In order to foster an equitable public participation process, the International Association for Public Participation (IAP2, www.iap2.org) developed guidelines titled, “IAP2's Five Steps for Public Participation Planning.” These steps guide park planning facilitators and the public through a real and meaningful decision-making process. The following summary of these five steps includes practical applications.
1. GAIN INTERNAL COMMITMENT
The park planning team should work with local government to gain internal support for the public participation process. The park planning team typically includes a park plan project manager, public participation lead, and others. This team should profile decision makers to determine how they approach public participation and what they believe are the benefits of public input. This exercise will foster consensus among the decision makers as they work with each other and the public to determine the scope of the park planning decision and its specific objectives.
The decision makers should keep the scope of the decision-making process broad enough to encourage public input on all aspects of the project. The issues should then be narrowed to those that are of primary concern to the majority of the public. This will enable a timely solution that meets the greatest public needs and objectives.
For example, when considering where to locate a new active park, some residents may be concerned about the impact on natural areas. Public participation provides the framework to determine how broad or narrow the scope of the decision needs to be.
2. LEARN FROM THE PUBLIC
Establishing good relationships with stakeholders from the start is important. Understanding stakeholder concerns and finding some common ground to discuss those concerns helps everyone understand what decision needs to be made and what the objectives of that decision will be. Holding informal stakeholder/group interviews is an effective process in finding common ground. Through the interviews the public's role becomes more real because key issues and concerns are heard. The public grows to trust the sponsor and the project team through open communication and feedback.

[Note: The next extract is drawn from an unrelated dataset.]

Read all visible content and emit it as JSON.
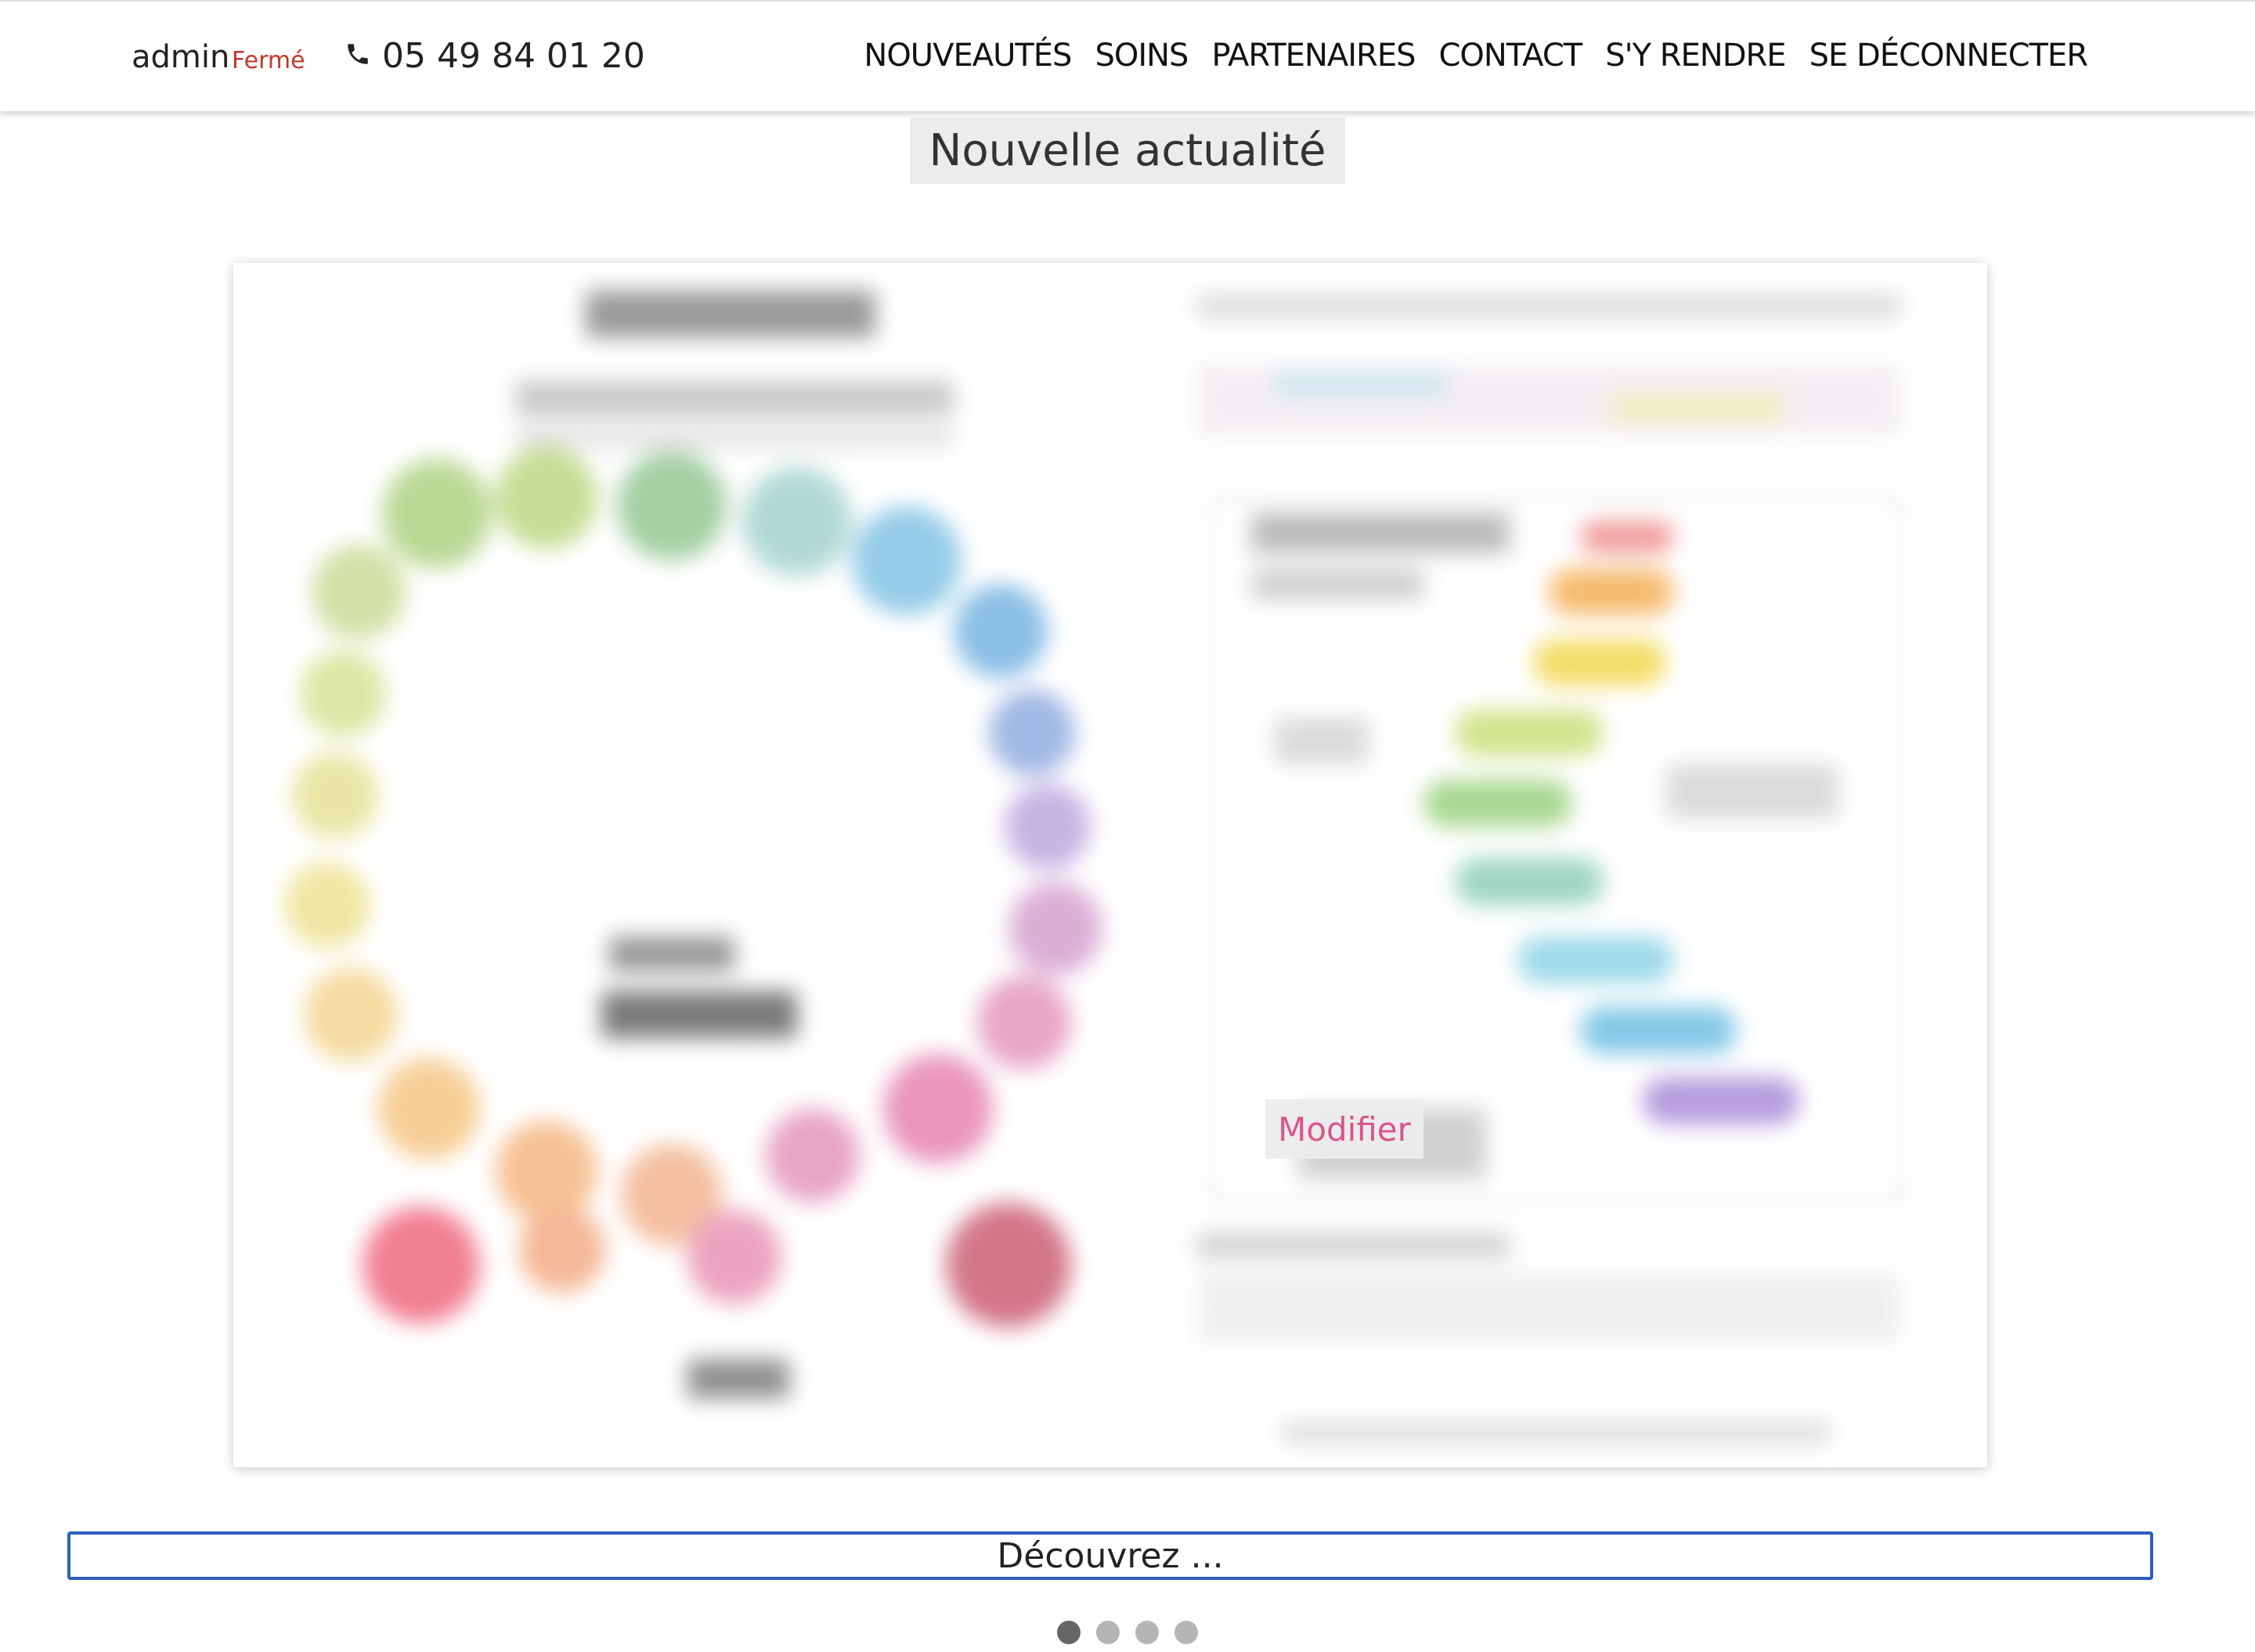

A comprehensive list of stakeholders includes local government officials, school district officials, property owners, real estate agents, the development community, local institutions, financial and business leaders, local residents, interest groups, neighborhood groups, and regulatory agencies.
3. SELECT THE LEVEL OF PARTICIPATION

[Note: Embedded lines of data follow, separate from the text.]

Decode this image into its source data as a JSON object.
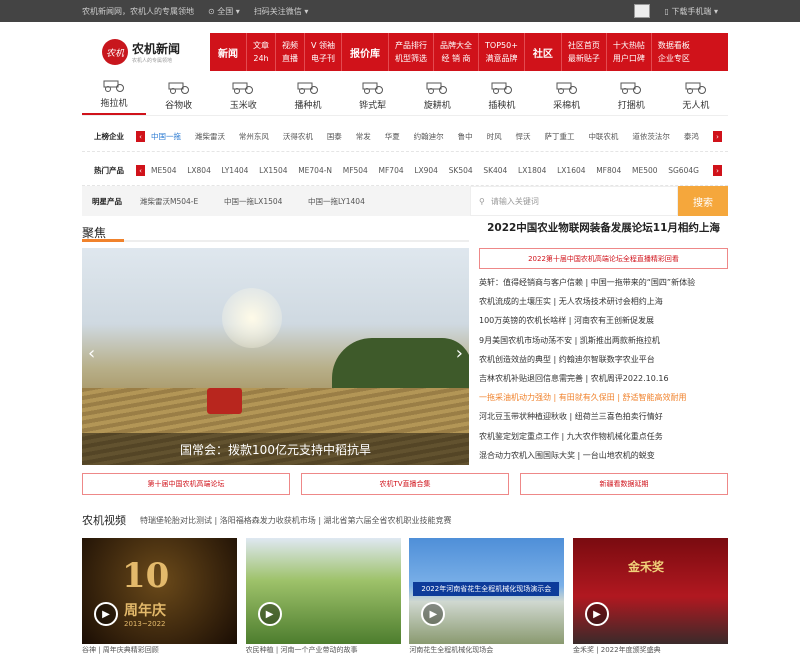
{
  "topbar": {
    "slogan": "农机新闻网，农机人的专属领地",
    "location": "全国",
    "follow": "扫码关注微信",
    "download": "下载手机端"
  },
  "logo": {
    "mark": "农机",
    "title": "农机新闻",
    "subtitle": "农机人的专属领地"
  },
  "rednav": [
    {
      "type": "big",
      "label": "新闻"
    },
    {
      "type": "col",
      "top": "文章",
      "bottom": "24h"
    },
    {
      "type": "col",
      "top": "视频",
      "bottom": "直播"
    },
    {
      "type": "col",
      "top": "V 领袖",
      "bottom": "电子刊"
    },
    {
      "type": "big",
      "label": "报价库"
    },
    {
      "type": "col",
      "top": "产品排行",
      "bottom": "机型筛选"
    },
    {
      "type": "col",
      "top": "品牌大全",
      "bottom": "经 销 商"
    },
    {
      "type": "col",
      "top": "TOP50+",
      "bottom": "满意品牌"
    },
    {
      "type": "big",
      "label": "社区"
    },
    {
      "type": "col",
      "top": "社区首页",
      "bottom": "最新贴子"
    },
    {
      "type": "col",
      "top": "十大热帖",
      "bottom": "用户口碑"
    },
    {
      "type": "col",
      "top": "数据看板",
      "bottom": "企业专区"
    }
  ],
  "categories": [
    "拖拉机",
    "谷物收",
    "玉米收",
    "播种机",
    "铧式犁",
    "旋耕机",
    "插秧机",
    "采棉机",
    "打捆机",
    "无人机"
  ],
  "brands": {
    "label": "上榜企业",
    "items": [
      "中国一拖",
      "潍柴雷沃",
      "常州东风",
      "沃得农机",
      "国泰",
      "常发",
      "华夏",
      "约翰迪尔",
      "鲁中",
      "时风",
      "悍沃",
      "萨丁重工",
      "中联农机",
      "道依茨法尔",
      "泰鸿"
    ]
  },
  "products": {
    "label": "热门产品",
    "items": [
      "ME504",
      "LX804",
      "LY1404",
      "LX1504",
      "ME704-N",
      "MF504",
      "MF704",
      "LX904",
      "SK504",
      "SK404",
      "LX1804",
      "LX1604",
      "MF804",
      "ME500",
      "SG604G"
    ]
  },
  "stars": {
    "label": "明星产品",
    "items": [
      "潍柴雷沃M504-E",
      "中国一拖LX1504",
      "中国一拖LY1404"
    ]
  },
  "search": {
    "placeholder": "请输入关键词",
    "button": "搜索"
  },
  "focus": {
    "title": "聚焦",
    "caption": "国常会：拨款100亿元支持中稻抗旱"
  },
  "headline": "2022中国农业物联网装备发展论坛11月相约上海",
  "redbox": "2022第十届中国农机高端论坛全程直播精彩回看",
  "news": [
    {
      "text": "英轩：值得经销商与客户信赖 | 中国一拖带来的“国四”新体验",
      "hi": false
    },
    {
      "text": "农机流成的土壤压实 | 无人农场技术研讨会相约上海",
      "hi": false
    },
    {
      "text": "100万英镑的农机长啥样 | 河南农有王创新促发展",
      "hi": false
    },
    {
      "text": "9月美国农机市场动荡不安 | 凯斯推出两款新拖拉机",
      "hi": false
    },
    {
      "text": "农机创造效益的典型 | 约翰迪尔智联数字农业平台",
      "hi": false
    },
    {
      "text": "吉林农机补贴退回信息需完善 | 农机周评2022.10.16",
      "hi": false
    },
    {
      "text": "一拖采油机动力强劲 | 有田就有久保田 | 舒适智能高效耐用",
      "hi": true
    },
    {
      "text": "河北豆玉带状种植迎秋收 | 纽荷兰三喜色拍卖行情好",
      "hi": false
    },
    {
      "text": "农机鉴定划定重点工作 | 九大农作物机械化重点任务",
      "hi": false
    },
    {
      "text": "混合动力农机入围国际大奖 | 一台山地农机的蜕变",
      "hi": false
    }
  ],
  "buttons": [
    "第十届中国农机高端论坛",
    "农机TV直播合集",
    "新疆看数据延期"
  ],
  "video": {
    "title": "农机视频",
    "sub": "特瑞堡轮胎对比测试 | 洛阳福格森发力收获机市场 | 湖北省第六届全省农机职业技能竞赛",
    "v1_big": "10",
    "v1_sub": "周年庆",
    "v1_year": "2013~2022",
    "v3_banner": "2022年河南省花生全程机械化现场演示会",
    "v4_text": "金禾奖"
  },
  "bottom_caps": [
    "谷神 | 周年庆典精彩回顾",
    "农民种植 | 河南一个产业带动的故事",
    "河南花生全程机械化现场会",
    "金禾奖 | 2022年度颁奖盛典"
  ],
  "colors": {
    "brand_red": "#d0121a",
    "accent_orange": "#f5a73c",
    "link_blue": "#2a7ad2"
  }
}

Determining the level of public participation is important since different methods deliver different results and offer varying degrees of involvement. The decision makers should be comfortable with the level of participation selected and should not offer false promises to the public.
An appropriate level of public participation should be selected using a tool such as the Public Participation Spectrum developed by the IAP2. There are five participation levels: inform, consult, involve, collaborate, and empower. The city, county, agency, or organization should decide what level of public participation is appropriate for each decision.
If a decision needs to be made about where to locate a new park, the decision makers will want public feedback on issues such as site analysis and alternatives. The public will want to know that their concerns are considered. According to IAP2's Spectrum, the appropriate level of participation in this case would be “consult.” At this level the decision makers will get public feedback on specified issues while agreeing to keep the public informed, listen to their concerns, and let them know how their input influenced the final decision.
4. DEFINE PROCESS AND PARTICIPATION OBJECTIVES
The decision-making process of where to locate the new park should be outlined so that it is clearly understood and can be easily shared with the public. The process may already exist as a regulatory process, or it may be created by the project team. In either situation, the process should meet the decision's objectives, which are influenced by the needs of the stakeholders. If the question is where to locate a new park and a stakeholder objective is preserving natural resources, then the process should clearly address this objective.
5. DESIGN A PUBLIC PARTICIPATION PLAN
The public participation plan should present a clear picture of what the problem is, how decisions are made, and how the public participation process influences that decision. Public participation techniques that should be established as part of this step range from newsletters and fact sheets at the “inform” level, to workshops at the “involve” level, to ballots and delegated decisions at the “empower” level.
A strong public participation plan should include a project background and overview, stakeholder issues and concerns, a project scope and process, objectives, and a comprehensive budget.
A comprehensive budget must have elements including technique implementation costs, a project timeline, and defined roles and responsibilities of involved parties.
The important role that parks play in a community's quality of life is a reflection of the values and needs of the community's residents. Following the “IAP2's Five Steps for Public Participation Planning” offers an opportunity for equitable public participation during park and recreation planning.
— Sarah Johnson is a community planner with R.A. Smith & Associates Inc., Brookfield, Wis.
IAP2's five steps for public participation planning
1. Gain internal commitment
2. Learn from the public
3. Select the level of participation
4. Define process and participation objectives
5. Design public participation plan